(Dataset rows for apps and sites)
◇ ◇ ◇ ◇ ◇ ◇ ◇
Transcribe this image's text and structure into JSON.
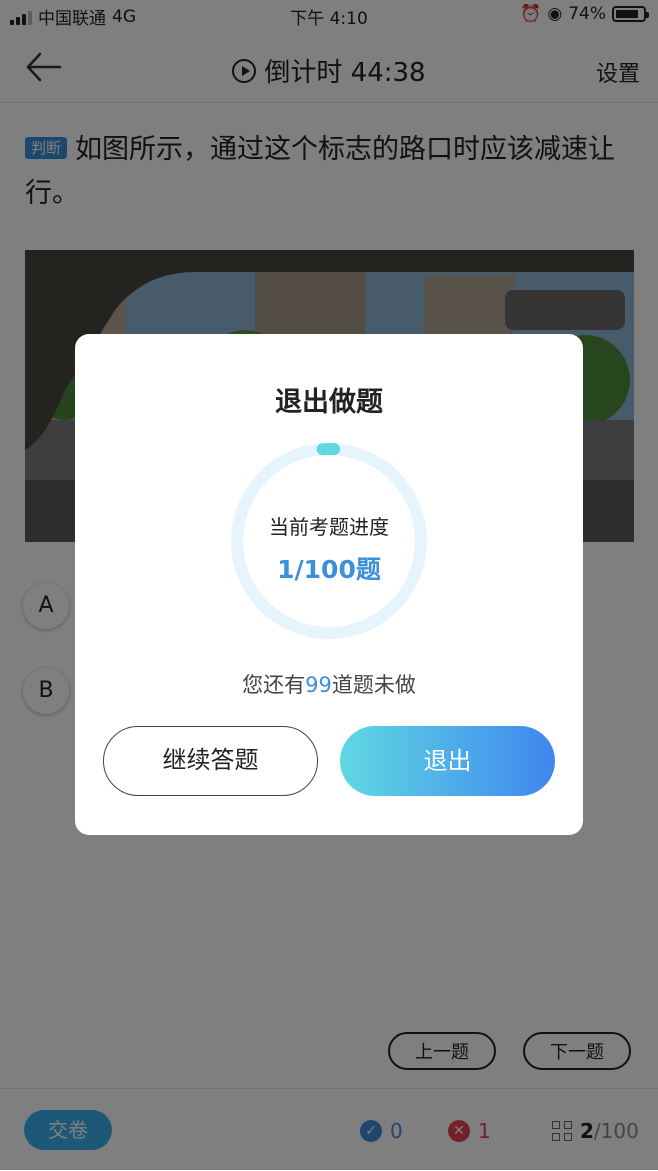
{
  "status_bar": {
    "carrier": "中国联通",
    "network": "4G",
    "time": "下午 4:10",
    "battery": "74%"
  },
  "header": {
    "title": "倒计时 44:38",
    "settings_label": "设置"
  },
  "question": {
    "tag": "判断",
    "text": "如图所示，通过这个标志的路口时应该减速让行。"
  },
  "options": [
    {
      "letter": "A"
    },
    {
      "letter": "B"
    }
  ],
  "pager": {
    "prev_label": "上一题",
    "next_label": "下一题"
  },
  "bottom_bar": {
    "submit_label": "交卷",
    "correct_count": "0",
    "wrong_count": "1",
    "current": "2",
    "total": "/100"
  },
  "dialog": {
    "title": "退出做题",
    "progress_label": "当前考题进度",
    "progress_value": "1/100题",
    "progress_fraction": 0.01,
    "remaining_prefix": "您还有",
    "remaining_count": "99",
    "remaining_suffix": "道题未做",
    "continue_label": "继续答题",
    "exit_label": "退出"
  },
  "colors": {
    "accent": "#3b8fdb",
    "ring_track": "#e6f4fb",
    "ring_progress": "#5fd8e3",
    "exit_gradient_start": "#5fd8e3",
    "exit_gradient_end": "#3f86ef"
  }
}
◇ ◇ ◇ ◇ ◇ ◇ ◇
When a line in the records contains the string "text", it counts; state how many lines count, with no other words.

- _WORKED SOLUTION_:
2